Inside Line: If engines are equal why are Williams so bad?

The matter regarding Formula 1 power unit parity between works and customer teams took centre stage the week before the second test in Barcelona after the FIA put out a directive demanding that engine suppliers provide their customer teams with equal PUs as well as related hardware and software.

This, in turn, spurred Red Bull chief Christian Horner to stir the pot when he suggested that Claire Williams actually lobbied the FIA for this directive, implying that the Grove outfit were unhappy with the ‘equality’ of the engines they received from Merc, but a statement from Williams refutes the claim and said that the engines are equal.

In the wake of Horner’s ‘revelation’ Williams declared on Twitter: “Contrary to comments made recently in the press, we refute any suggestion that we have questioned the parity of the power units provided by Mercedes-AMG HPP.”

Horner’s claims also appear to have irked Mercedes team chief Toto Wolff who was adamant, “It’s not relevant for us, because the rules have been in place for a while that you must supply the customers with the same hardware and software from a power unit standpoint, and we’ve always done that.”

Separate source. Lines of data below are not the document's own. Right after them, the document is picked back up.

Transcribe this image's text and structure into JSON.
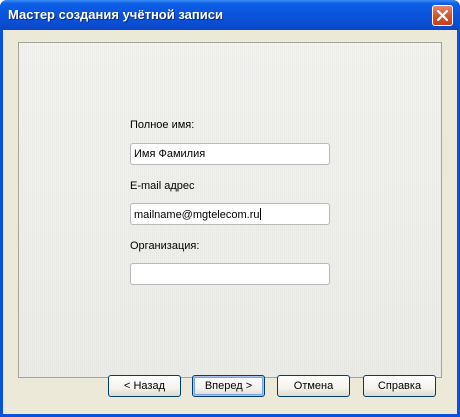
{
  "window": {
    "title": "Мастер создания учётной записи"
  },
  "form": {
    "full_name": {
      "label": "Полное имя:",
      "value": "Имя Фамилия"
    },
    "email": {
      "label": "E-mail адрес",
      "value": "mailname@mgtelecom.ru"
    },
    "organization": {
      "label": "Организация:",
      "value": ""
    }
  },
  "buttons": {
    "back": "< Назад",
    "next": "Вперед >",
    "cancel": "Отмена",
    "help": "Справка"
  },
  "colors": {
    "titlebar": "#0a55dd",
    "close_button": "#d6532f",
    "window_bg": "#ece9d8"
  },
  "icons": {
    "close": "close-icon"
  }
}
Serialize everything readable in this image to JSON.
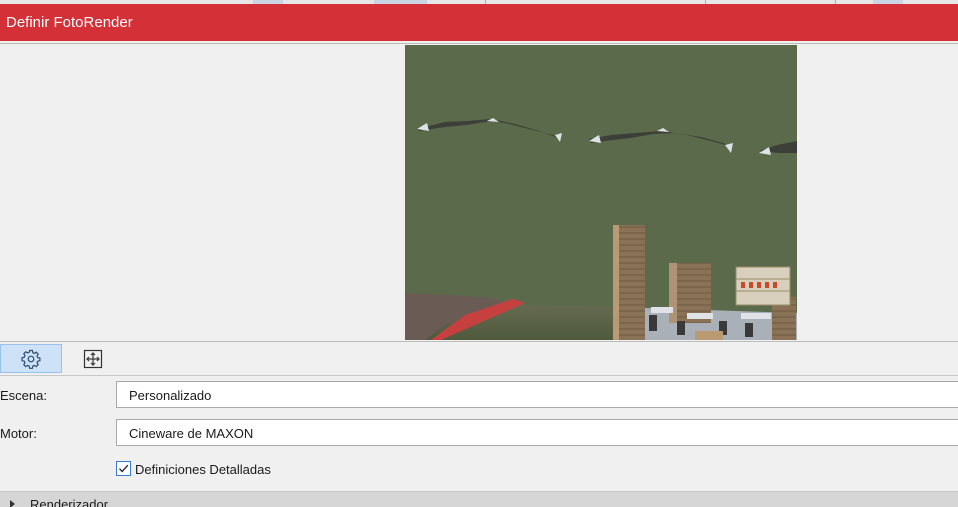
{
  "window": {
    "title": "Definir FotoRender"
  },
  "toolbar": {
    "buttons": [
      {
        "icon": "gear-icon",
        "active": true
      },
      {
        "icon": "crop-size-icon",
        "active": false
      }
    ]
  },
  "form": {
    "scene": {
      "label": "Escena:",
      "value": "Personalizado"
    },
    "engine": {
      "label": "Motor:",
      "value": "Cineware de MAXON"
    },
    "detailed": {
      "label": "Definiciones Detalladas",
      "checked": true
    }
  },
  "sections": [
    {
      "label": "Renderizador",
      "expanded": false
    }
  ],
  "colors": {
    "titlebar": "#d33038",
    "active_button": "#cde2f7",
    "preview_wall": "#5b6a4a"
  }
}
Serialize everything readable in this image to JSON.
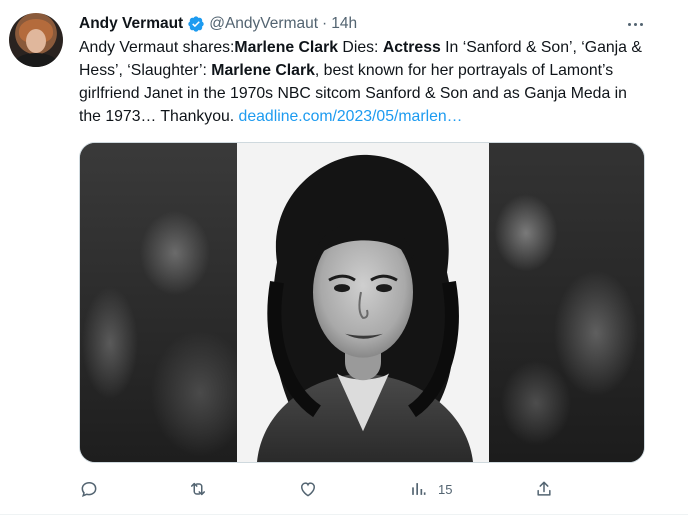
{
  "tweet": {
    "author_name": "Andy Vermaut",
    "handle": "@AndyVermaut",
    "separator": "·",
    "time": "14h",
    "segments": [
      {
        "text": "Andy Vermaut shares:",
        "style": "normal"
      },
      {
        "text": "Marlene Clark",
        "style": "bold"
      },
      {
        "text": " Dies: ",
        "style": "normal"
      },
      {
        "text": "Actress",
        "style": "bold"
      },
      {
        "text": " In ‘Sanford & Son’, ‘Ganja & Hess’, ‘Slaughter’: ",
        "style": "normal"
      },
      {
        "text": "Marlene Clark",
        "style": "bold"
      },
      {
        "text": ", best known for her portrayals of Lamont’s girlfriend Janet in the 1970s NBC sitcom Sanford & Son and as Ganja Meda in the 1973… Thankyou. ",
        "style": "normal"
      },
      {
        "text": "deadline.com/2023/05/marlen…",
        "style": "link"
      }
    ],
    "actions": {
      "reply_icon": "reply-icon",
      "retweet_icon": "retweet-icon",
      "like_icon": "like-icon",
      "views_icon": "views-icon",
      "views_count": "15",
      "share_icon": "share-icon"
    },
    "colors": {
      "link": "#1d9bf0",
      "verified": "#1d9bf0",
      "secondary_text": "#536471"
    }
  }
}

End of story? Well not quite because there is still a little niggle with regards to this engine parity matter that refuses to go away…

Let’s face it Mercedes have been untouchable in the new turbo era of Formula 1. In the 79 grand prix races since 2014 when the new engine formula was born, their drivers have scored 122 podiums, won 62 grands prix and brought home eight Formula 1 world championships. Utterly dominant is an often used description.

During this period Williams amassed 15 podiums but none of them victories, while a glance at fellow Merc-powered Force India reveal stats that are even bleaker as in the four seasons of hybrid turbo power the Silverstone based outfit have four podiums to their credit but no wins.

Another interesting stat is that a Mercedes has started from pole position on 71 occasions during this period, while Williams has had only one top spot start with Force India yet to enjoy such a luxury.

Now Wolff is adamant that the complaints did not emerge from the teams they supply and insisted his organisation are supplying equal power units to Williams and Force India, plus the exact same software to their customers.

Williams themselves have confirmed: “Contrary to comments made recently in the press, we refute any suggestion that we have questioned the parity of the power units provided by Mercedes-AMG HPP,” Williams said in a statement.

“We are absolutely confident that the power units used by Mercedes, Force India and ourselves are identical in terms of both hardware and software.”

From where I stand Williams have a huge problem: they either have a very bad chassis or very bad drivers during these four years in which they have been receiving identical kit to the work’s team.

Tackling the drivers first… it is notable that Valtteri Bottas in his three years with Williams never won a race, but in his first season with the Silver Arrows added three wins to his CV.

In his three years with Williams, he was in the top three on nine occasions, while in his single year with Merc he celebrated on the podium 12 times.

Mercedes chief and F1 legend Niki Lauda believes that on average Bottas was about two tenths off teammate Lewis Hamilton’s pace during the course of 2017.

So let’s attribute three tenths two the driver deficit, but on a rough average Williams were about 1.5 seconds off the Silver Arrows pace during qualifying and anything between half a second and a second in race pace.

Thus with engines equal as claimed by both parties, presuming the drivers account for around three-tenths of a second deficit then it must be that the chassis’ that Williams have produced for the past four years has been rubbish.

Which in turn suggests that the big gains by Mercedes are down to chassis and, more specific, aero advantage in the dominant cars they have produced during their eight F1 titles winning spell.

But I am not the brightest chocolate in the box, so maybe I am missing something here…

If I am wrong then please enlighten me in the comments below but the question begs to be asked: If the engines are equal why are Williams so bad?